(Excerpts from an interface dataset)
◇ ◇ ◇
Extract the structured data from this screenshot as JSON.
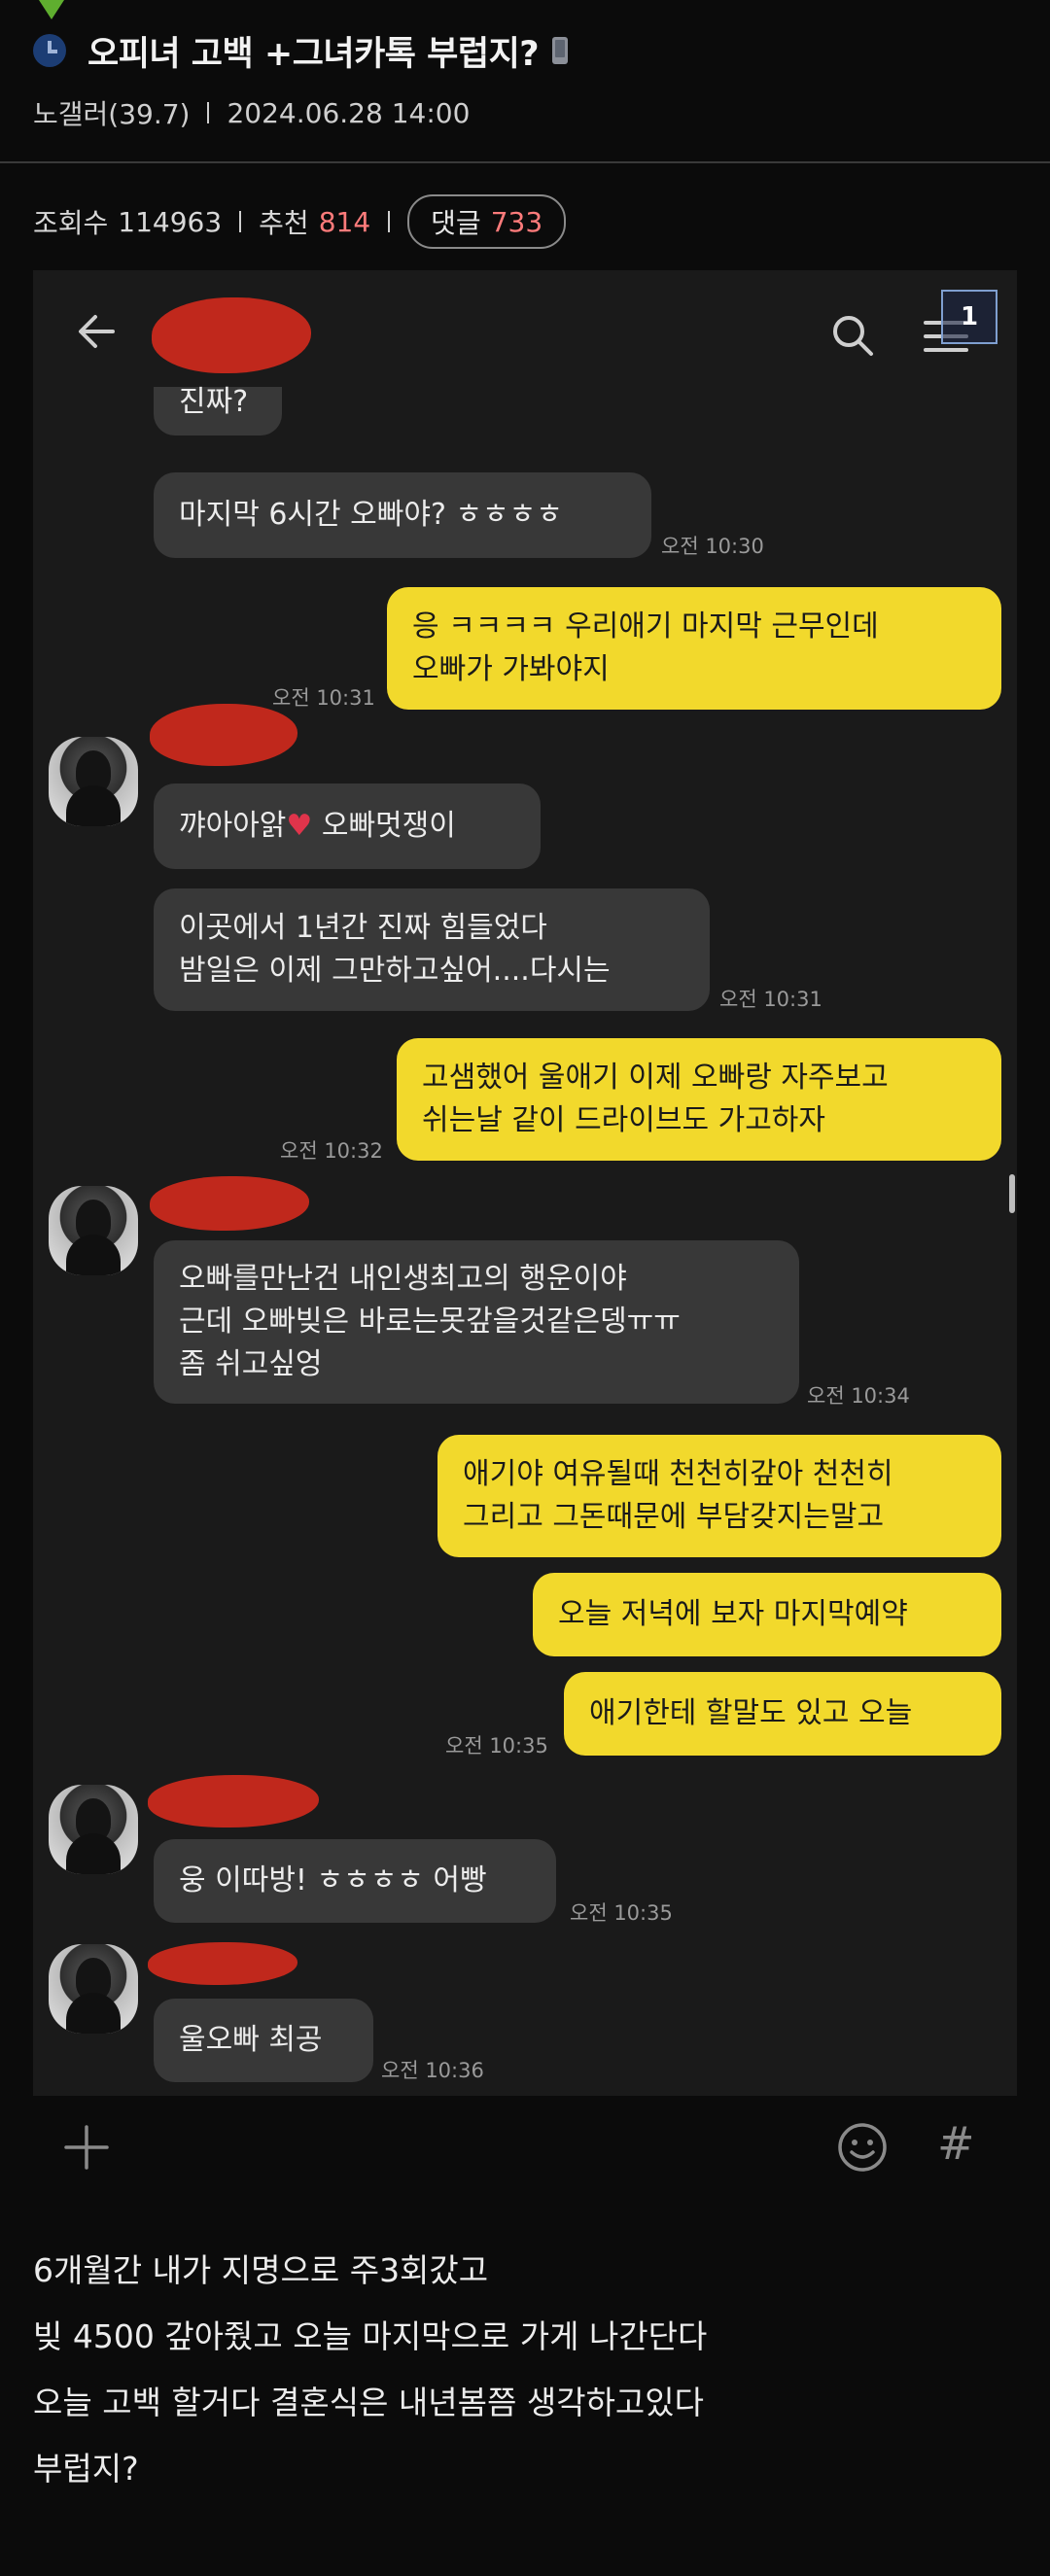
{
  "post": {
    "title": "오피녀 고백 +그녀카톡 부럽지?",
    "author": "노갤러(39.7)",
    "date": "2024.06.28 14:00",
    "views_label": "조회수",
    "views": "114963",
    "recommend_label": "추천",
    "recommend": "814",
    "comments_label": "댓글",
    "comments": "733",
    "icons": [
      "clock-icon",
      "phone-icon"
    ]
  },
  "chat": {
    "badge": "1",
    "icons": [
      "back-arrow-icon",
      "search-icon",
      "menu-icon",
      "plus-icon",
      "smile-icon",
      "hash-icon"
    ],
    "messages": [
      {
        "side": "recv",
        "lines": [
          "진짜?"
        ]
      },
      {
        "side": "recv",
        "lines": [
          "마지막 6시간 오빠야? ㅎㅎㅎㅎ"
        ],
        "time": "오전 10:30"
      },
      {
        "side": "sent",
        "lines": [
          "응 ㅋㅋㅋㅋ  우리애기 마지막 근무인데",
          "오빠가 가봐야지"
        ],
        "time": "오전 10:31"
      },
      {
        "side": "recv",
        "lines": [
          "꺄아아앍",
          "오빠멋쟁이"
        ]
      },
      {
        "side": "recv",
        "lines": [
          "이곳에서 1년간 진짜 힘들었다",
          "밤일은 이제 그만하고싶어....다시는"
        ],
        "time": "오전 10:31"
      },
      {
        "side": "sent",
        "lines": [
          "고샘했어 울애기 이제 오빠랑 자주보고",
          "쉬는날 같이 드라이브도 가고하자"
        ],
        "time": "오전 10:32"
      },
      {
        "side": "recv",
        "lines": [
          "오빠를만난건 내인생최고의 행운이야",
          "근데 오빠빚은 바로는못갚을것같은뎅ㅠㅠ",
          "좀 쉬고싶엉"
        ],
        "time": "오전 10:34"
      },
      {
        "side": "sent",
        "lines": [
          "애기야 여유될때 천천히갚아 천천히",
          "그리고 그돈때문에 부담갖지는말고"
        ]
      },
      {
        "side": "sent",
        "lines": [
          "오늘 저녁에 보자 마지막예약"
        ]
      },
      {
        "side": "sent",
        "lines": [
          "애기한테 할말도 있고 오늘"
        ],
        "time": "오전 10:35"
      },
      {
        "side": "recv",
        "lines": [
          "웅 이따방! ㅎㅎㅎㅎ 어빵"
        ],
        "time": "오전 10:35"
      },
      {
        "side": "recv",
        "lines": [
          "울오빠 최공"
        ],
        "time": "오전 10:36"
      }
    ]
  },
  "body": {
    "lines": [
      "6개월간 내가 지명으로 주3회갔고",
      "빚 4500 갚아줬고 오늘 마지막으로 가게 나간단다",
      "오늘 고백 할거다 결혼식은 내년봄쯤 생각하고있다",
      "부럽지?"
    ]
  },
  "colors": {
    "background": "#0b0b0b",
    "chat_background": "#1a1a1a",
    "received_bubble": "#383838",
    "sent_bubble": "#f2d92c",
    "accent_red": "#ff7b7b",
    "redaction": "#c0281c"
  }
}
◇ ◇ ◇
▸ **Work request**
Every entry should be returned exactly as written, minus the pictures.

▸ **Result for this task**
Extract the structured data from this screenshot as JSON.
{
  "post": {
    "title": "오피녀 고백 +그녀카톡 부럽지?",
    "author": "노갤러(39.7)",
    "date": "2024.06.28 14:00",
    "views_label": "조회수",
    "views": "114963",
    "recommend_label": "추천",
    "recommend": "814",
    "comments_label": "댓글",
    "comments": "733",
    "icons": [
      "clock-icon",
      "phone-icon"
    ]
  },
  "chat": {
    "badge": "1",
    "icons": [
      "back-arrow-icon",
      "search-icon",
      "menu-icon",
      "plus-icon",
      "smile-icon",
      "hash-icon"
    ],
    "messages": [
      {
        "side": "recv",
        "lines": [
          "진짜?"
        ]
      },
      {
        "side": "recv",
        "lines": [
          "마지막 6시간 오빠야? ㅎㅎㅎㅎ"
        ],
        "time": "오전 10:30"
      },
      {
        "side": "sent",
        "lines": [
          "응 ㅋㅋㅋㅋ  우리애기 마지막 근무인데",
          "오빠가 가봐야지"
        ],
        "time": "오전 10:31"
      },
      {
        "side": "recv",
        "lines": [
          "꺄아아앍",
          "오빠멋쟁이"
        ]
      },
      {
        "side": "recv",
        "lines": [
          "이곳에서 1년간 진짜 힘들었다",
          "밤일은 이제 그만하고싶어....다시는"
        ],
        "time": "오전 10:31"
      },
      {
        "side": "sent",
        "lines": [
          "고샘했어 울애기 이제 오빠랑 자주보고",
          "쉬는날 같이 드라이브도 가고하자"
        ],
        "time": "오전 10:32"
      },
      {
        "side": "recv",
        "lines": [
          "오빠를만난건 내인생최고의 행운이야",
          "근데 오빠빚은 바로는못갚을것같은뎅ㅠㅠ",
          "좀 쉬고싶엉"
        ],
        "time": "오전 10:34"
      },
      {
        "side": "sent",
        "lines": [
          "애기야 여유될때 천천히갚아 천천히",
          "그리고 그돈때문에 부담갖지는말고"
        ]
      },
      {
        "side": "sent",
        "lines": [
          "오늘 저녁에 보자 마지막예약"
        ]
      },
      {
        "side": "sent",
        "lines": [
          "애기한테 할말도 있고 오늘"
        ],
        "time": "오전 10:35"
      },
      {
        "side": "recv",
        "lines": [
          "웅 이따방! ㅎㅎㅎㅎ 어빵"
        ],
        "time": "오전 10:35"
      },
      {
        "side": "recv",
        "lines": [
          "울오빠 최공"
        ],
        "time": "오전 10:36"
      }
    ]
  },
  "body": {
    "lines": [
      "6개월간 내가 지명으로 주3회갔고",
      "빚 4500 갚아줬고 오늘 마지막으로 가게 나간단다",
      "오늘 고백 할거다 결혼식은 내년봄쯤 생각하고있다",
      "부럽지?"
    ]
  },
  "colors": {
    "background": "#0b0b0b",
    "chat_background": "#1a1a1a",
    "received_bubble": "#383838",
    "sent_bubble": "#f2d92c",
    "accent_red": "#ff7b7b",
    "redaction": "#c0281c"
  }
}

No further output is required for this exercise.